The Tax Justice Network published its Financial Secrecy Index 2020 on Tuesday.
To recap, financial secrecy is a ‘sanctioned’ way of refusing to share financial information with legitimate authorities such as those involved in tax and law enforcement.
It facilitates the flow of corrupt money through opaque structures, thereby enabling ill-gotten gains to be hidden. It also makes it possible for corporations and wealthy individuals to avoid taxes.
Jurisdictions that sanction financial secrecy have many names – tax havens, tax-friendly countries, financial centres, tax shelters and so on.
Some purport to have developed special expertise (for example, in insurance) in an attempt to legitimise their activities.
These jurisdictions attract the brightest specialists (bankers, lawyers, accountants). And they deal in billions.
The key to any opaque structure is anonymity, where it is impossible to determine the identity of the beneficial owner of a company (or trust or foundation) or its beneficiaries.
Other common denominators of jurisdictions that offer financial secrecy include:
- The easy registration of shell companies;
- Lower taxes on companies that operate outside of the jurisdiction;
- Access to a wide double taxation treaty network; and
- Lax regulatory requirements (such as audited annual financial statements).
Islands have generally been in the spotlight for facilitating tax avoidance and other murky activities. The Cayman Islands is one example. Panama, also in the spotlight recently, confused many as it is a narrow isthmus of land with surrounding islands.
But many of the big players in this opaque world of secrecy are so-called first-world countries and, in fact, prominent members of the Organisation for Economic Co-operation and Development (OECD).
The OECD has however been spearheading the international drive to tackle tax avoidance by, inter alia:
- Issuing guidelines (such as the transfer pricing guidelines);
- Its base erosion and profit shifting (Beps) initiative;
- Introducing country-by-country reporting;
- Driving the automatic exchange of tax information standard; and
- The most recent Global Anti-Base Erosion (GloBE) initiative.
The OECD reports to the G20 finance ministers on the progress made in combatting international tax avoidance as well as proposed international tax reforms that will be suggested to its member states.
The OECD dropped the term tax haven some years ago in favour of the bland ‘non-cooperative jurisdiction’.
It is possible to be a member of the OECD and not adopt any of its proposals.
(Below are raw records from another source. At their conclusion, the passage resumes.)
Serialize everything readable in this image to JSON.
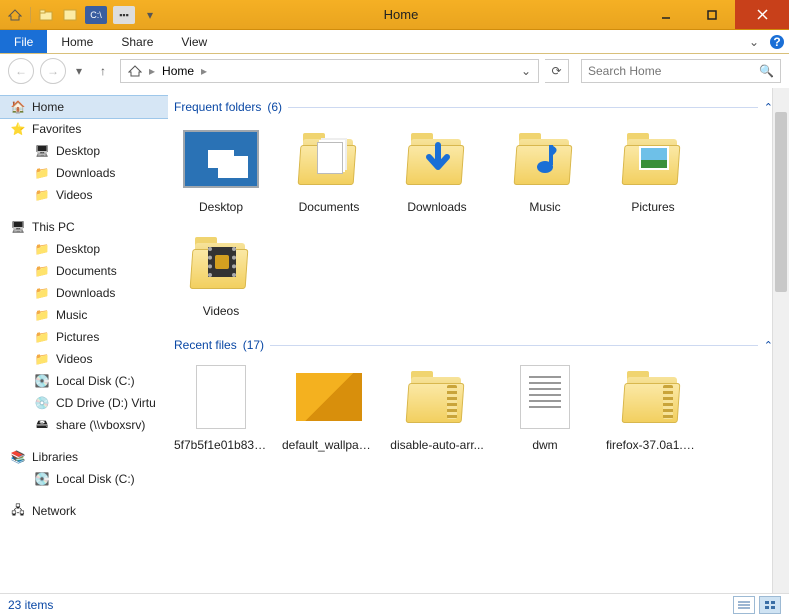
{
  "window": {
    "title": "Home"
  },
  "ribbon": {
    "file": "File",
    "tabs": [
      "Home",
      "Share",
      "View"
    ]
  },
  "nav": {
    "breadcrumb": [
      "Home"
    ],
    "search_placeholder": "Search Home"
  },
  "tree": {
    "home": "Home",
    "favorites": "Favorites",
    "fav_items": [
      "Desktop",
      "Downloads",
      "Videos"
    ],
    "thispc": "This PC",
    "pc_items": [
      "Desktop",
      "Documents",
      "Downloads",
      "Music",
      "Pictures",
      "Videos",
      "Local Disk (C:)",
      "CD Drive (D:) Virtu",
      "share (\\\\vboxsrv)"
    ],
    "libraries": "Libraries",
    "lib_items": [
      "Local Disk (C:)"
    ],
    "network": "Network"
  },
  "groups": {
    "frequent": {
      "title": "Frequent folders",
      "count": "(6)"
    },
    "recent": {
      "title": "Recent files",
      "count": "(17)"
    }
  },
  "frequent_items": [
    {
      "label": "Desktop",
      "kind": "desktop"
    },
    {
      "label": "Documents",
      "kind": "folder-doc"
    },
    {
      "label": "Downloads",
      "kind": "folder-down"
    },
    {
      "label": "Music",
      "kind": "folder-music"
    },
    {
      "label": "Pictures",
      "kind": "folder-pic"
    },
    {
      "label": "Videos",
      "kind": "folder-vid"
    }
  ],
  "recent_items": [
    {
      "label": "5f7b5f1e01b8376...",
      "kind": "blank"
    },
    {
      "label": "default_wallpape...",
      "kind": "image"
    },
    {
      "label": "disable-auto-arr...",
      "kind": "zip"
    },
    {
      "label": "dwm",
      "kind": "textdoc"
    },
    {
      "label": "firefox-37.0a1.en...",
      "kind": "zip"
    }
  ],
  "status": {
    "text": "23 items"
  }
}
The only prerequisite for belonging is the ability to pay the hefty membership fee.
According to the 2020 Financial Secrecy Index (FSI) , the top purveyors of financial secrecy in 2019 were:
- The Cayman Islands
- The US
- Hong Kong
- The Netherlands
- The British Virgin Islands, and
- The United Arab Emirates (UAE).
In 2018, Switzerland, the US and the Cayman Islands topped the index.
Is it significant that the US, Switzerland, Luxembourg, Japan, and the Netherlands are members of the OECD? And that the US and Japan are also members of the G20?
Is this why the OECD no longer publishes a list of tax havens?
With the US harbouring tax-haven states such as Delaware, Nevada and Wyoming – as well as gambling jurisdictions known for money laundering such as Miami, Nevada and Arizona – perhaps it is unsurprising that it is at number two on the index. Is it significant that the US refuses to take part in the OECD initiative of automatic exchange of tax information with other countries?
What is significant is that Africa cannot swim alone against a tide powered by some of the most financially powerful countries in the world, and their many overpaid enablers of secrecy, corruption and tax avoidance.
Having sight of the list of jurisdictions that rank high on the secrecy index is alarming.
And when there are leaks of information from those jurisdictions, the process of unravelling the complex labyrinth of structures, unpacking the evidence, and turning it into a fiscal amount is laborious, time-consuming, and requires expensive specialist skills.
Organisations such as the OECD should demonstrate their commitment to tackling financial secrecy by taking a stand – and that means going up against powerful members. The G20 should do likewise.
* Barbara Curson has represented the South African Revenue Service at many international forums, including the Commonwealth Association of Tax Administrators, Brics, the Ibsa (India, Brazil, South Africa) Dialogue Forum, the OECD (tax avoidance working party and Beps focus groups), and the Joint International Tax Shelter Information Centre.